# Calculus of variations changing variables

1. Apr 9, 2015

### bobred

1. The problem statement, all variables and given/known data
Hi
I am given the functional

I am asked to show that if and with an appropriate value for that

2. Relevant equations

3. The attempt at a solution
So I get

If I set then I get

I think that it is correct but what about the factor of 2?

2. Apr 9, 2015

### Orodruin

Staff Emeritus
Your work looks correct. Unless you do another variable transformation, you will not get rid of the 2.

3. Apr 9, 2015

### PeroK

I imagine that since you are trying to find stationary values of this integral, they are not affected by a constant multiple, so you can drop the factor. I think it should be -2, but that's a minor point.

4. Apr 9, 2015

### Orodruin

Staff Emeritus
This would depend on the order of the integration limits (note that $a$ was the lower integration limit in $x$ but $A$ is the upper integration limit in $u$ - of course I am just making the arbitrary inference that $a$ corresponds to $A$ here ...).

5. Apr 9, 2015

### PeroK

Yes, didn't notice that.

6. Apr 22, 2015

### bobred

Thanks guys.
I may have missed this in my notes PeroK but if we are trying to find stationary points of a functional constant multiples can be ignored?
James

7. Apr 22, 2015

### Orodruin

Staff Emeritus
Yes, but there is nothing strange about this. It works this way for functions as well, if $f(x)$ has the stationary point $x=2$, then so does $2f(x)$.

8. Apr 22, 2015

### bobred

Yes, thanks for the clarification.
James

9. Apr 22, 2015

### Ray Vickson

Positive multiples can be ignored, but omitting negative multiples changes the direction of optimization.

10. Apr 22, 2015

### Orodruin

Staff Emeritus
But it does not change the fact that the point is stationary.
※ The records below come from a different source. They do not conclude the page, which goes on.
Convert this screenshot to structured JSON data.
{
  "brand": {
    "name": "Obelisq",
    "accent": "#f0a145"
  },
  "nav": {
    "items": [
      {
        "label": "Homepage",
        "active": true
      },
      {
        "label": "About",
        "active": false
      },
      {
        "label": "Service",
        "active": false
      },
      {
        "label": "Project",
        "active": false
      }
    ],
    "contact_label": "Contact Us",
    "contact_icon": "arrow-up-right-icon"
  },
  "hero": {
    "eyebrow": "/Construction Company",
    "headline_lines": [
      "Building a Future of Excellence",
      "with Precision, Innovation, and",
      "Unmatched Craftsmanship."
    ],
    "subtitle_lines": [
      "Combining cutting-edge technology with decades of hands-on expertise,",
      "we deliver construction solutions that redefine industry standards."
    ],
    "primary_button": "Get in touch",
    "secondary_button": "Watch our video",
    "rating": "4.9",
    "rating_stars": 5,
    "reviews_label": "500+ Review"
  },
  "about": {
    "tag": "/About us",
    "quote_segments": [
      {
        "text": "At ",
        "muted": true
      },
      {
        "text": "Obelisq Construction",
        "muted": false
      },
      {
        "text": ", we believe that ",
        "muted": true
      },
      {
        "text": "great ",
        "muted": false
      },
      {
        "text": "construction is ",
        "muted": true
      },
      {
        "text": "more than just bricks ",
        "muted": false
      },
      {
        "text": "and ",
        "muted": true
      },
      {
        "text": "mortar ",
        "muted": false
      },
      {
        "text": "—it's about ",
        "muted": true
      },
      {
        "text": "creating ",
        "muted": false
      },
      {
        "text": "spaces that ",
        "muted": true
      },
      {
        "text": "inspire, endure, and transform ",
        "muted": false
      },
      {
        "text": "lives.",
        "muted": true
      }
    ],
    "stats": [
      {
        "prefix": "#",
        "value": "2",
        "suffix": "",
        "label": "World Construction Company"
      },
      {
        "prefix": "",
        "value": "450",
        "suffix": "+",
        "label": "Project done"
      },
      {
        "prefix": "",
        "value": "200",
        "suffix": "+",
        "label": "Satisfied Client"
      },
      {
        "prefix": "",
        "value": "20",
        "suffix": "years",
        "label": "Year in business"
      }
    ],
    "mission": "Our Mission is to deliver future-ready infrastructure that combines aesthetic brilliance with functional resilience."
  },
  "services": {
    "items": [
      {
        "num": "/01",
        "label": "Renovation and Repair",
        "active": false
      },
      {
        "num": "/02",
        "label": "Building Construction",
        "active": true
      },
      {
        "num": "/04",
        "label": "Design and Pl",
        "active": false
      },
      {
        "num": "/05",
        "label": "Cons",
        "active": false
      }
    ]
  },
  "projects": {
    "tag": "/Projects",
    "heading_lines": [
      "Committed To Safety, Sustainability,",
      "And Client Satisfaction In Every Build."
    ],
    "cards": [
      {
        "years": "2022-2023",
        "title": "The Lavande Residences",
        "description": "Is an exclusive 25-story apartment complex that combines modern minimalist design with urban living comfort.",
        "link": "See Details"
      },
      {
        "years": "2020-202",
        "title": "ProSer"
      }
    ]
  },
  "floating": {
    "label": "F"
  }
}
Just exchanges minima for maxima.

11. Apr 22, 2015

### Ray Vickson

Of course, but that is another issue. It certainly changes the second-order tests, so that instead of looking to see if the Hessian is positive-definite, we look instead to see if it is negative-definite. However, when I taught this stuff I recommended that students just "memorize" the conditions for a minimum, then switch the sign of the objective if the problem was a maximization; that eliminates the need for a whole raft of special cases, etc.